> Problem requirements
Report how many lines of the records below include the word "color". Give nothing but the number.

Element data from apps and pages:
★ ★ ★ ★
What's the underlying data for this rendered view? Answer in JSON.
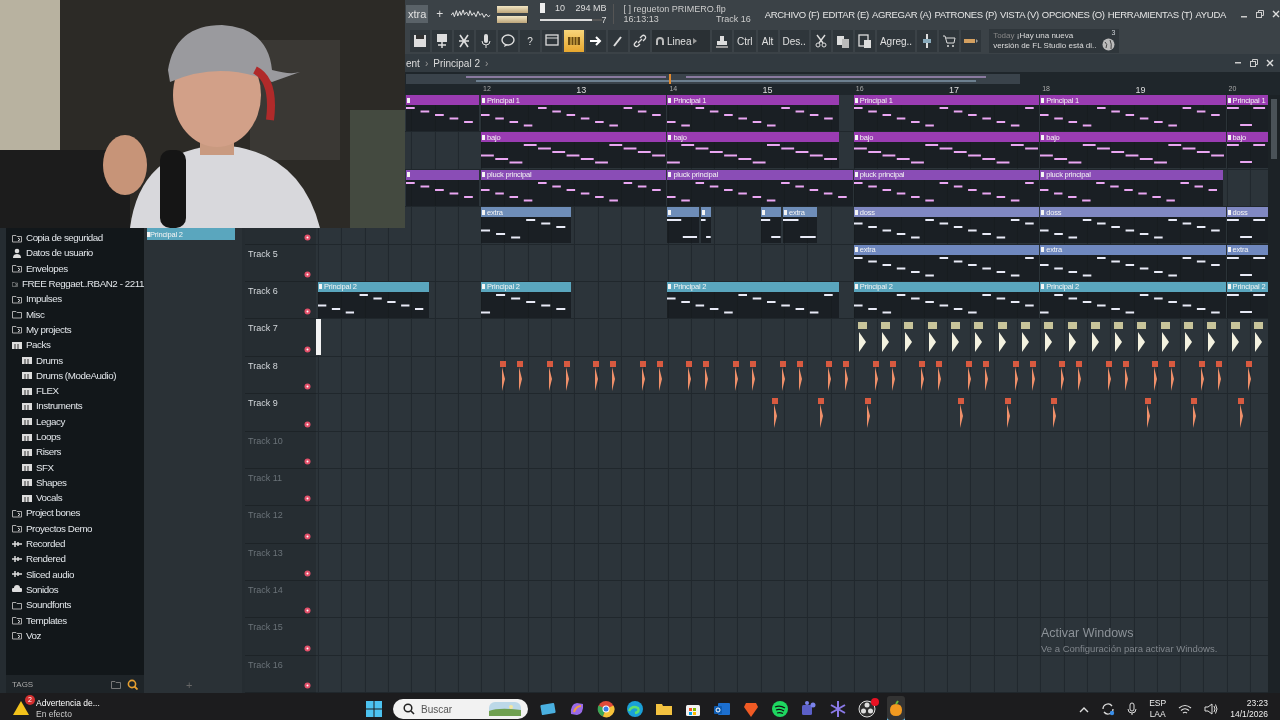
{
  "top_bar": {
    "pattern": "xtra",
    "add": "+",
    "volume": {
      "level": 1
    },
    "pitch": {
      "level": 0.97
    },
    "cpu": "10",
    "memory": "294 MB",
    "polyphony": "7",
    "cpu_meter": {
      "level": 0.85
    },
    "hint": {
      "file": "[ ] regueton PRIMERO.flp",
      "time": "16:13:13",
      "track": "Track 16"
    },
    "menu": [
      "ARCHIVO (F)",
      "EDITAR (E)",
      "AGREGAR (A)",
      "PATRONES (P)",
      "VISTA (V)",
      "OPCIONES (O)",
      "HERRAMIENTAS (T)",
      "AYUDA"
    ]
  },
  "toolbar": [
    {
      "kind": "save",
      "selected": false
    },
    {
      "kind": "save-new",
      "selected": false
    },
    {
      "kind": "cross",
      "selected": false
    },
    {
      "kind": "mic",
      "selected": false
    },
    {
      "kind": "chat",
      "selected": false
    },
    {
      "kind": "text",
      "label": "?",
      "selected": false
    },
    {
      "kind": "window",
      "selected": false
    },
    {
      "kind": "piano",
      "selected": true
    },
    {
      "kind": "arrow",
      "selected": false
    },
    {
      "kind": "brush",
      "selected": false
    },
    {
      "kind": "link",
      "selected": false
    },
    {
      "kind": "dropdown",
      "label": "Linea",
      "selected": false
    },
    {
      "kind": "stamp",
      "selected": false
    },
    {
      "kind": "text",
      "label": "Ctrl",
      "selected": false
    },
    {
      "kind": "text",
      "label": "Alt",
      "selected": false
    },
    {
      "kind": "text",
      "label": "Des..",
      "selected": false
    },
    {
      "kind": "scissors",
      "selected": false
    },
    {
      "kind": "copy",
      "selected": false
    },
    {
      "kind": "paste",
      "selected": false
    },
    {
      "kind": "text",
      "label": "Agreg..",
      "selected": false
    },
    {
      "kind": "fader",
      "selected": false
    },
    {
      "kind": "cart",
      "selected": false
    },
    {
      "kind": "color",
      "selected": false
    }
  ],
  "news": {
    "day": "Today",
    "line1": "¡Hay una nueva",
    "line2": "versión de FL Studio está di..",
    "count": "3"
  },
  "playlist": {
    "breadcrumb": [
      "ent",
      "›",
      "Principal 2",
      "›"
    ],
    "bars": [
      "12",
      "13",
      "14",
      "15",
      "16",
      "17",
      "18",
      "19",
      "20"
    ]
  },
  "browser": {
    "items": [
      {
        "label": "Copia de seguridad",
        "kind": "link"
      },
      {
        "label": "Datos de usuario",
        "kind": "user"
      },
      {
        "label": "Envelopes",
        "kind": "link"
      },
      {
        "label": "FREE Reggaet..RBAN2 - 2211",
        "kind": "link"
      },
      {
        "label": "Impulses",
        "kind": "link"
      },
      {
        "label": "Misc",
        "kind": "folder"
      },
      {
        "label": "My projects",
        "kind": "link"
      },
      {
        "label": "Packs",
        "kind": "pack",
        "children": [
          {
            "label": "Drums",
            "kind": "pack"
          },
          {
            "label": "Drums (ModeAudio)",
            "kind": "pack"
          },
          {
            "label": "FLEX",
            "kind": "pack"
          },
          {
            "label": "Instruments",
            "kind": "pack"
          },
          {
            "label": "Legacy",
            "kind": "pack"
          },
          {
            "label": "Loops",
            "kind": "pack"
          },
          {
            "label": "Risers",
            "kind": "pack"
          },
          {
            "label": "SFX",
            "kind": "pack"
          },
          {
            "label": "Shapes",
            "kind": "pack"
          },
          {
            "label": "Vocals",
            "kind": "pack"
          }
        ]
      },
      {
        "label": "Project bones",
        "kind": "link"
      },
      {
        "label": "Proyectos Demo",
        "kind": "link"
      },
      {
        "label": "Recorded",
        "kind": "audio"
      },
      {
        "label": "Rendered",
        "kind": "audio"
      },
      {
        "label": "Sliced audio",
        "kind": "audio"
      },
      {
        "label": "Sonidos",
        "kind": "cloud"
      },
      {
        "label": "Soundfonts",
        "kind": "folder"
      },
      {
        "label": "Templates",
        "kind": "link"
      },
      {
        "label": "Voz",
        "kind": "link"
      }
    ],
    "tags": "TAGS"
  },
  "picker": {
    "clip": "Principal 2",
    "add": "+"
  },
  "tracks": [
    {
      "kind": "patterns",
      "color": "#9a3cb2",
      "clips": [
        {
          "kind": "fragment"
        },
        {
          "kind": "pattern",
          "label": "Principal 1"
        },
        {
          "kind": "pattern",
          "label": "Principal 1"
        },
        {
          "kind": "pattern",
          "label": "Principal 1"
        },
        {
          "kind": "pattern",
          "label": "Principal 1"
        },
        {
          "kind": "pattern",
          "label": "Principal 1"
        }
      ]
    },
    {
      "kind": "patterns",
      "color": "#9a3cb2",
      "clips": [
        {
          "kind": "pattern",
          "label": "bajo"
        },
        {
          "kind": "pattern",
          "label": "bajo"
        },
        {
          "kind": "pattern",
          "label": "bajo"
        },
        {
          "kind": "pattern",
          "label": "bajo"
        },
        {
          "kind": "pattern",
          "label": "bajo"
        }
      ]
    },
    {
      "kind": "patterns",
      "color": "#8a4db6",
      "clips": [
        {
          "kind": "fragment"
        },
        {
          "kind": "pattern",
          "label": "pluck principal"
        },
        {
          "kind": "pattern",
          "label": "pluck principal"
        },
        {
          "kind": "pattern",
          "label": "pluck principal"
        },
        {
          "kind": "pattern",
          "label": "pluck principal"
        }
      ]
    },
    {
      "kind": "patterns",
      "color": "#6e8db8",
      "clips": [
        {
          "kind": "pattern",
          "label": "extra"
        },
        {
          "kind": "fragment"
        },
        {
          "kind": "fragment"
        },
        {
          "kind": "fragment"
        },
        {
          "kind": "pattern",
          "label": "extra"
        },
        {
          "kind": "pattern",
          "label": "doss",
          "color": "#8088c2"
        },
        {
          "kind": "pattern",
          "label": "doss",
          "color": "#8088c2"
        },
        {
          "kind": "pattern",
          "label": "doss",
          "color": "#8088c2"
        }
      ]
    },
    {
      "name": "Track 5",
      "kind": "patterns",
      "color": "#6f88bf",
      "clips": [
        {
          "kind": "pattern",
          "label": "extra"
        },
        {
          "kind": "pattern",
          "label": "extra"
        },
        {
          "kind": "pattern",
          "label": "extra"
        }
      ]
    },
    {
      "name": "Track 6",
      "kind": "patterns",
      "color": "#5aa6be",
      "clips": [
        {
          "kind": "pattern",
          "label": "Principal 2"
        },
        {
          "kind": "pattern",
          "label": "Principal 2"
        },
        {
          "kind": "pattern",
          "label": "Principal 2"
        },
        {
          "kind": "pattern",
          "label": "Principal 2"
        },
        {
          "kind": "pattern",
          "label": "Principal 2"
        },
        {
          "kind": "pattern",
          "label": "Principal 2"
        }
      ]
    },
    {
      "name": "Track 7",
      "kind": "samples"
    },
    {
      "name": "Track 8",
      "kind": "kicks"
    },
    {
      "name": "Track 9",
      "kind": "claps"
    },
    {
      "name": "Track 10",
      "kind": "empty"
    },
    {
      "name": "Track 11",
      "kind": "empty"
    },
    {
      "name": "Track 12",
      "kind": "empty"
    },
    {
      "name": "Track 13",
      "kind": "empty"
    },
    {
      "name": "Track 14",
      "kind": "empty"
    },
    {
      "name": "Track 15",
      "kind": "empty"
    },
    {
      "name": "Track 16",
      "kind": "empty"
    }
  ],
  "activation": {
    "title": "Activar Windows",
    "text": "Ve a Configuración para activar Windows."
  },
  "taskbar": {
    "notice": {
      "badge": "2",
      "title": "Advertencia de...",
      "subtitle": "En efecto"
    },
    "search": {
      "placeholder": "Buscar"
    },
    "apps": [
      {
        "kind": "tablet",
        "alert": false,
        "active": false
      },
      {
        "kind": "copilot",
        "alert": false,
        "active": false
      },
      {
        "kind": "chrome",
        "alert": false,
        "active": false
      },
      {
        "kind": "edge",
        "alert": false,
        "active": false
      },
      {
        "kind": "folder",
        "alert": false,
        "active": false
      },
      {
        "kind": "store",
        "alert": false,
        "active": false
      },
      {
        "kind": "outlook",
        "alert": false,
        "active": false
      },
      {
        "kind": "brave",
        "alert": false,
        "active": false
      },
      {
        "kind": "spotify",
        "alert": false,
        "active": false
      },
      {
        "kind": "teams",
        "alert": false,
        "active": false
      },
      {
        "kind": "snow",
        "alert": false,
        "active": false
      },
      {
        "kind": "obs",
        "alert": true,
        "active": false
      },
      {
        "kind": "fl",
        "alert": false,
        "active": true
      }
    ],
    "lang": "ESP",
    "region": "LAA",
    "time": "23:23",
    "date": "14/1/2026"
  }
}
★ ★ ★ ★
> Result
10